We have characterized 125I-labeled somatomedin-C/insulin-like growth factor 1 ([125I]SM-C/IGF-I) binding to cultured human fibroblast monolayers and have investigated the modulation of receptor concentrations by SM-C/IGF-I and insulin. Specific binding of [125I]SM-C/IGF-I to confluent monolayers at 15 C reached a steady state in 2.5 h and averaged 11.37 ± 0.71% (mean ± SEM)/1.5 × 106 cells. At 30 C, binding occurred more rapidly, peaking at 30 min, but averaged only 4%. Binding was reversible at both temperatures, and degradation of radioligand by fibroblast monolayers was negligible. Half-maximal inhibition of [125I]SM-C/IGF-I binding was observed at SM-C/IGF-I concentrations of 7 ng/ml. Compared to SM-C/IGF-I, the relative potencies of other hormones was: IGF-II, 1:10; multiplication-stimulating activity, 1:17, porcine insulin, 1:300; porcine proinsulin, 1:1000; and human GH nonreactive. Scatchard analysis was consistent with a single class of receptors, with a Ka of 1.07 × 109 M−1 and 20,000 sites/cell. Preincubation of fibroblast monolayers with either SM-C/IGF-I or insulin resulted in a time- and concentration-dependent reduction in the binding of [125I]SM-C/IGF-I. Twenty-hour preexposure of monolayers to 2 × 10−8 M SM-C/IGF-I induced a 50% decrease in the binding of [125I]SM-C/IGF-I, while preincubation with 10−7 M SM-C/IGF-I resulted in a 70% decrease in binding. Similarly, binding was reduced 34% and 45% after preincubation with 10−7 or 10−6 M insulin, respectively. Half-maximal reduction in binding required preincubation for 10 h at 37 C, and maximal decreases in binding occurred after 20 h of preincubation with either SM-C/IGF-I or insulin. These studies thus demonstrate that: 1) cultured human fibroblasts possess highly specific SM-C/IGF-I receptors which may be studied directly in cell monolayers, and 2) SM-C/IGF-I receptor concentrations are directly modulated by ambient concentrations of either SM-C/IGF-I or insulin, thus emphasizing the structural and functional homology of these peptides.

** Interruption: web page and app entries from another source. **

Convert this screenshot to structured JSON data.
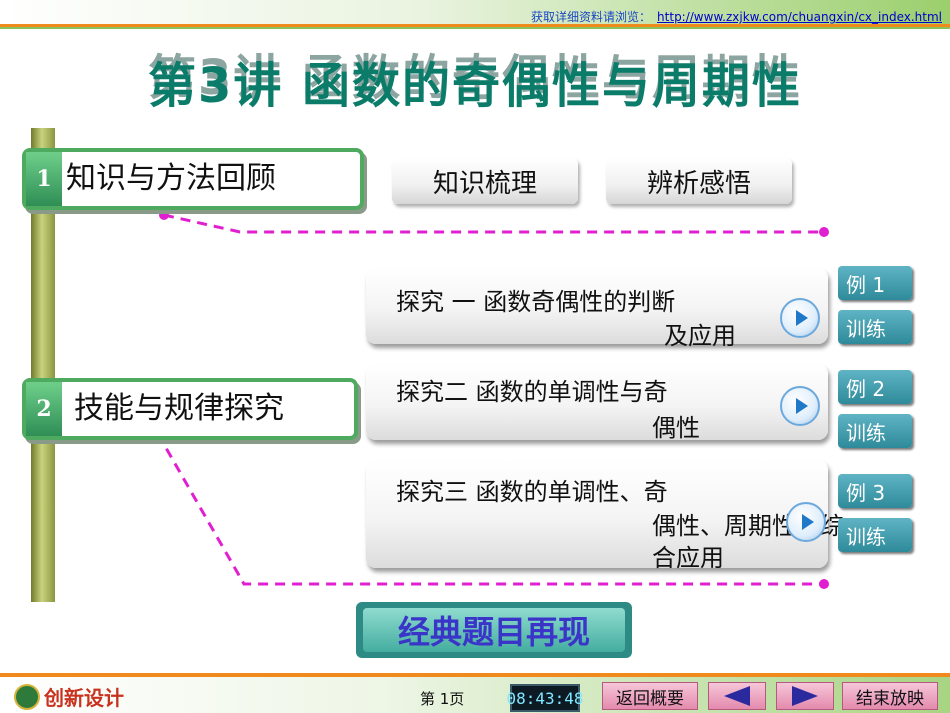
{
  "header": {
    "info_label": "获取详细资料请浏览：",
    "url": "http://www.zxjkw.com/chuangxin/cx_index.html"
  },
  "title": "第3讲   函数的奇偶性与周期性",
  "sections": [
    {
      "num": "1",
      "label": "知识与方法回顾"
    },
    {
      "num": "2",
      "label": "技能与规律探究"
    }
  ],
  "buttons": {
    "knowledge": "知识梳理",
    "insight": "辨析感悟"
  },
  "explores": [
    {
      "line1": "探究  一    函数奇偶性的判断",
      "line2": "及应用",
      "example": "例 1",
      "practice": "训练"
    },
    {
      "line1": "探究二    函数的单调性与奇",
      "line2": "偶性",
      "example": "例 2",
      "practice": "训练"
    },
    {
      "line1": "探究三    函数的单调性、奇",
      "line2": "偶性、周期性的综",
      "line3": "合应用",
      "example": "例 3",
      "practice": "训练"
    }
  ],
  "classic": "经典题目再现",
  "footer": {
    "logo": "创新设计",
    "page": "第 1页",
    "clock": "08:43:48",
    "back_overview": "返回概要",
    "end_show": "结束放映"
  },
  "colors": {
    "accent_green": "#4eaa5e",
    "dashed_magenta": "#e020d0",
    "title_teal": "#0b7c6a",
    "nav_pink": "#e48aad"
  }
}
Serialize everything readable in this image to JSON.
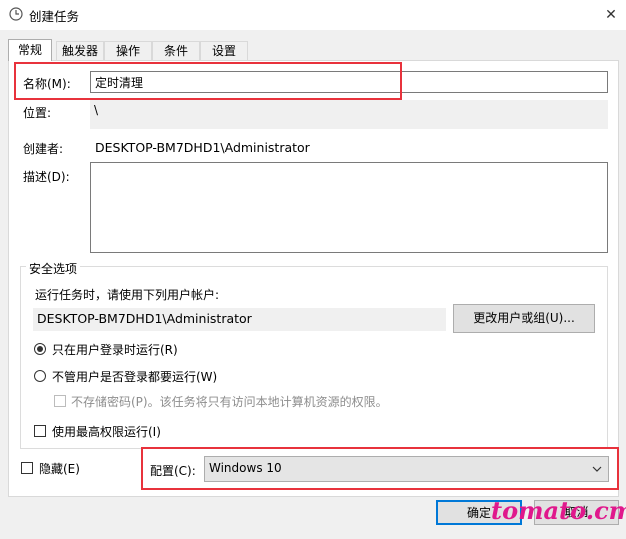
{
  "window": {
    "title": "创建任务",
    "close_glyph": "✕"
  },
  "tabs": [
    {
      "label": "常规",
      "active": true
    },
    {
      "label": "触发器",
      "active": false
    },
    {
      "label": "操作",
      "active": false
    },
    {
      "label": "条件",
      "active": false
    },
    {
      "label": "设置",
      "active": false
    }
  ],
  "general": {
    "name_label": "名称(M):",
    "name_value": "定时清理",
    "location_label": "位置:",
    "location_value": "\\",
    "author_label": "创建者:",
    "author_value": "DESKTOP-BM7DHD1\\Administrator",
    "description_label": "描述(D):",
    "description_value": ""
  },
  "security": {
    "group_label": "安全选项",
    "run_as_prompt": "运行任务时，请使用下列用户帐户:",
    "run_as_account": "DESKTOP-BM7DHD1\\Administrator",
    "change_user_button": "更改用户或组(U)...",
    "radio_logged_on": "只在用户登录时运行(R)",
    "radio_logged_on_selected": true,
    "radio_any": "不管用户是否登录都要运行(W)",
    "no_store_password": "不存储密码(P)。该任务将只有访问本地计算机资源的权限。",
    "highest_privileges": "使用最高权限运行(I)"
  },
  "bottom": {
    "hidden_label": "隐藏(E)",
    "configure_label": "配置(C):",
    "configure_value": "Windows 10",
    "ok_button": "确定",
    "cancel_button": "取消"
  },
  "watermark": "tomato.cm",
  "colors": {
    "highlight": "#e8323c",
    "watermark": "#e0188c",
    "focus": "#0078d7"
  }
}
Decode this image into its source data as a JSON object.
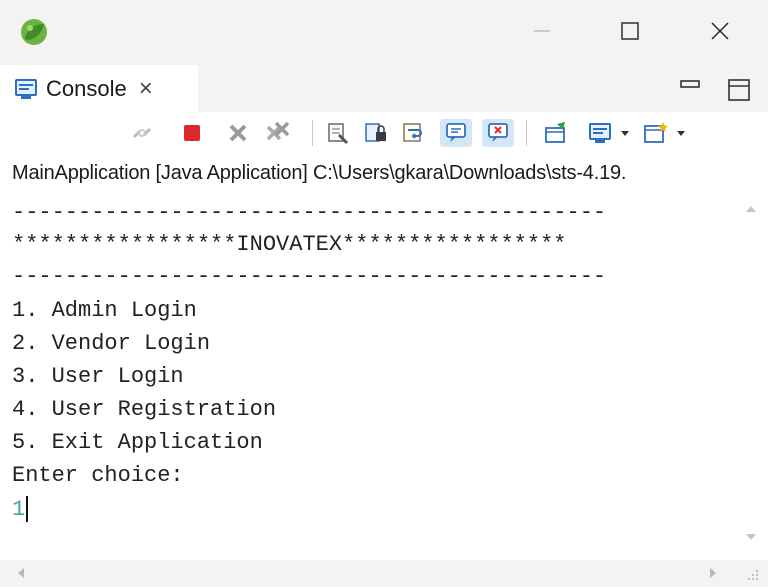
{
  "window": {
    "logo_icon": "spring-tools-logo-icon",
    "minimize_icon": "minimize-icon",
    "maximize_icon": "maximize-icon",
    "close_icon": "close-icon"
  },
  "tab": {
    "label": "Console",
    "icon": "console-icon",
    "close_glyph": "×"
  },
  "view_controls": {
    "minimize_icon": "view-minimize-icon",
    "maximize_icon": "view-maximize-icon"
  },
  "toolbar": {
    "buttons": [
      "disconnect-icon",
      "terminate-icon",
      "remove-launch-icon",
      "remove-all-terminated-icon",
      "clear-console-icon",
      "scroll-lock-icon",
      "word-wrap-icon",
      "show-on-stdout-icon",
      "show-on-stderr-icon",
      "pin-console-icon",
      "display-console-icon",
      "open-console-icon"
    ]
  },
  "process_label": "MainApplication [Java Application] C:\\Users\\gkara\\Downloads\\sts-4.19.",
  "console": {
    "lines": [
      "---------------------------------------------",
      "*****************INOVATEX*****************",
      "---------------------------------------------",
      "1. Admin Login",
      "2. Vendor Login",
      "3. User Login",
      "4. User Registration",
      "5. Exit Application",
      "Enter choice:"
    ],
    "user_input": "1"
  },
  "colors": {
    "chrome": "#f3f3f3",
    "input_text": "#3aa8a0",
    "terminate_red": "#e0282e"
  }
}
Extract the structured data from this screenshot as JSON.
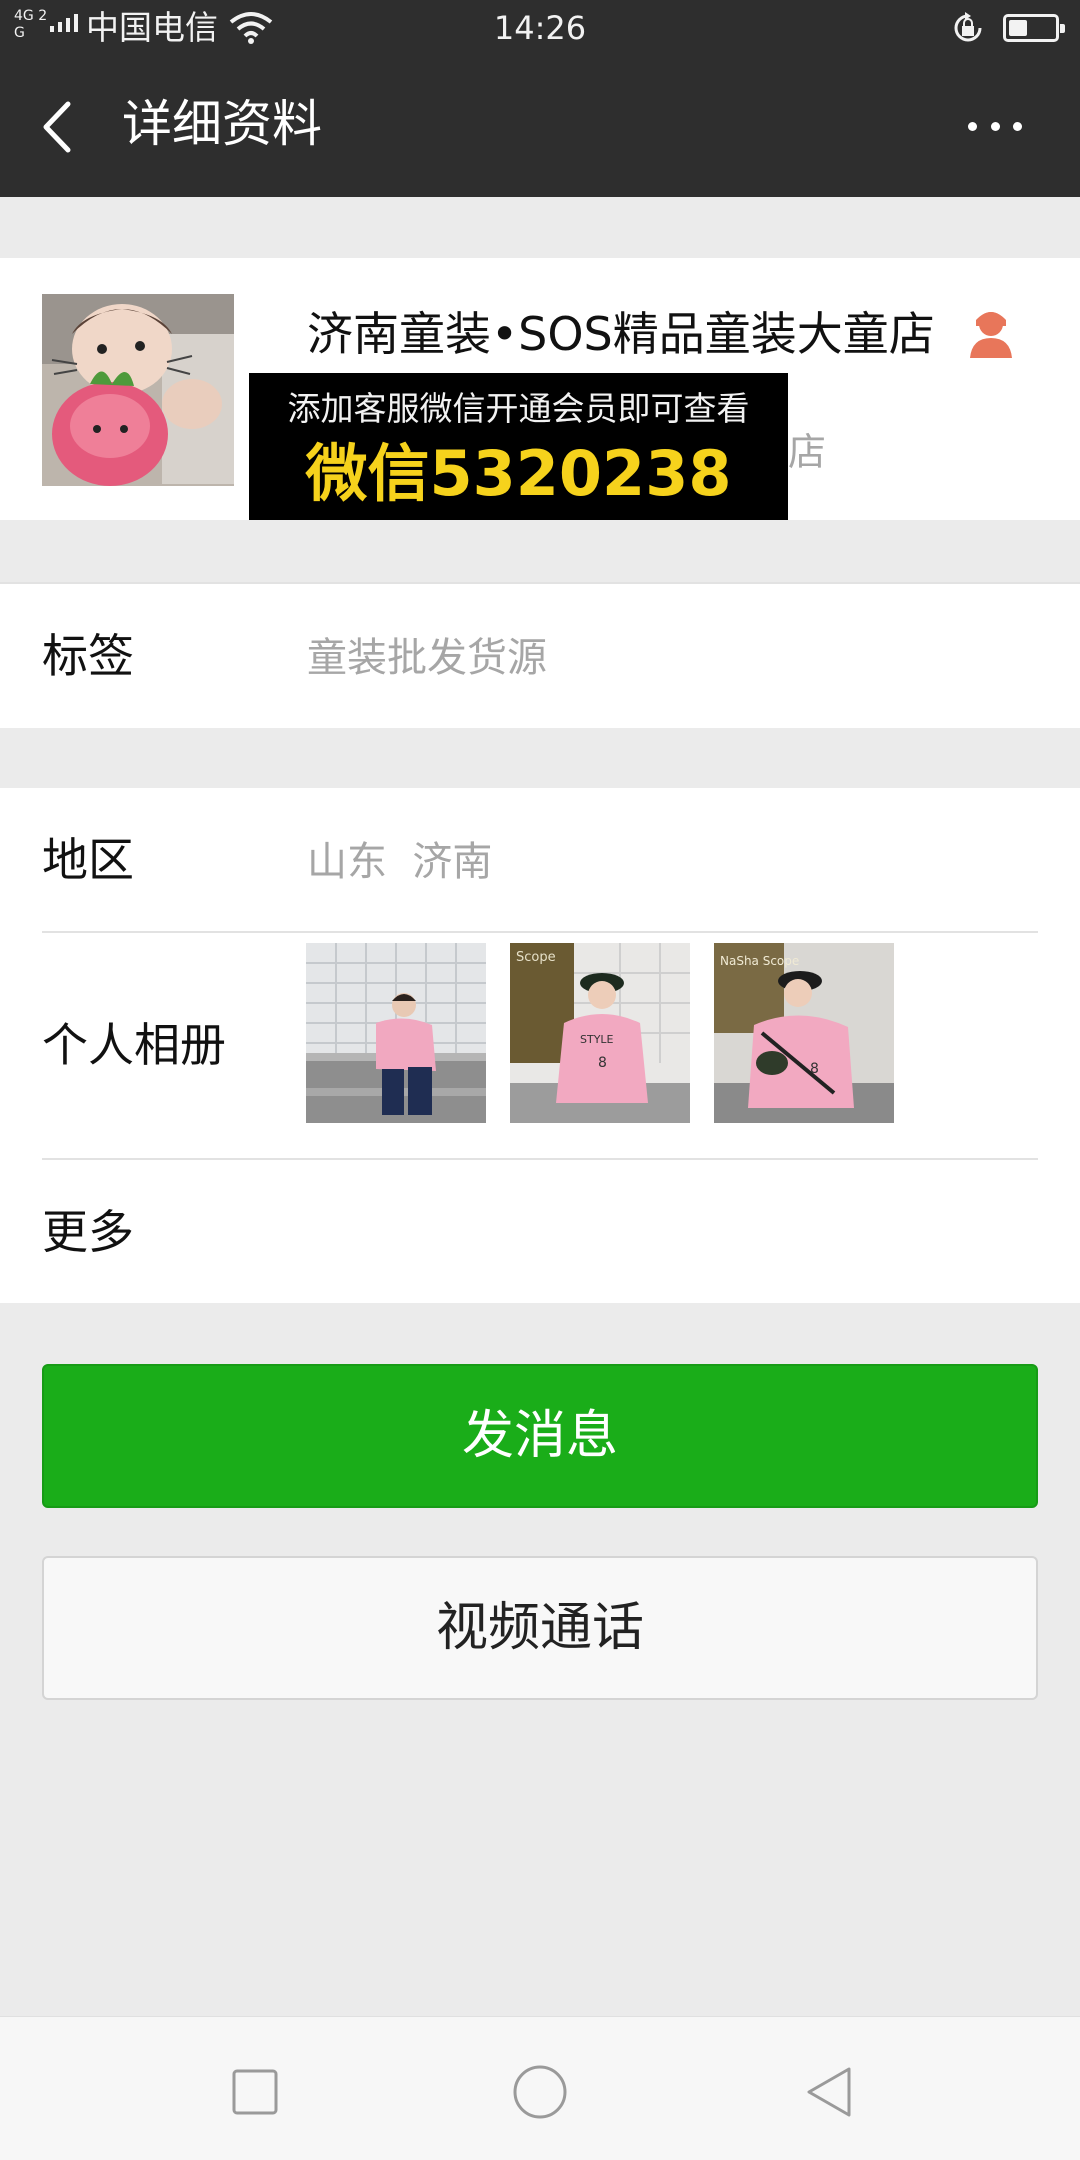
{
  "status_bar": {
    "network": "4G 2G",
    "carrier": "中国电信",
    "time": "14:26",
    "battery_level": 0.4
  },
  "nav": {
    "title": "详细资料"
  },
  "profile": {
    "name": "济南童装•SOS精品童装大童店",
    "partial_text": "店",
    "promo_line1": "添加客服微信开通会员即可查看",
    "promo_line2": "微信5320238"
  },
  "tag_row": {
    "label": "标签",
    "value": "童装批发货源"
  },
  "region_row": {
    "label": "地区",
    "value": "山东  济南"
  },
  "album_row": {
    "label": "个人相册",
    "photos": [
      {
        "sign_text": ""
      },
      {
        "sign_text": "Scope"
      },
      {
        "sign_text": "NaSha Scope"
      }
    ]
  },
  "more_row": {
    "label": "更多"
  },
  "buttons": {
    "send_message": "发消息",
    "video_call": "视频通话"
  },
  "colors": {
    "bar_bg": "#2e2e2e",
    "primary_green": "#1aad19",
    "promo_yellow": "#f6d21c",
    "star_orange": "#e8765a",
    "page_bg": "#ebebeb"
  },
  "icons": {
    "back": "chevron-left-icon",
    "more": "more-dots-icon",
    "star_friend": "star-friend-icon",
    "wifi": "wifi-icon",
    "rotation_lock": "rotation-lock-icon",
    "battery": "battery-icon",
    "nav_square": "recent-apps-icon",
    "nav_circle": "home-icon",
    "nav_triangle": "back-triangle-icon"
  }
}
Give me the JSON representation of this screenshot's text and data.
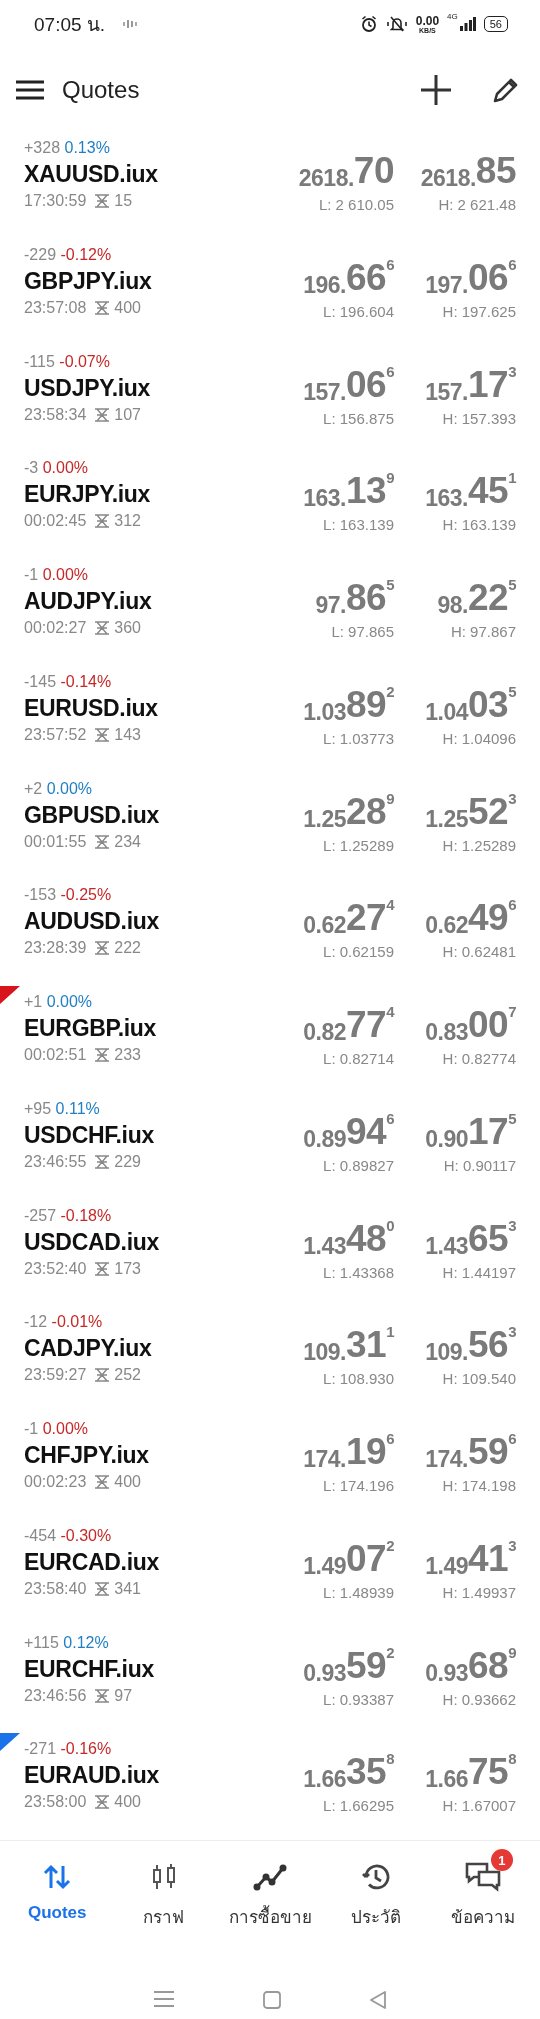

ASJC Scopus subject areas
- Endocrinology, Diabetes and Metabolism
- Clinical Biochemistry
- Biochemistry, medical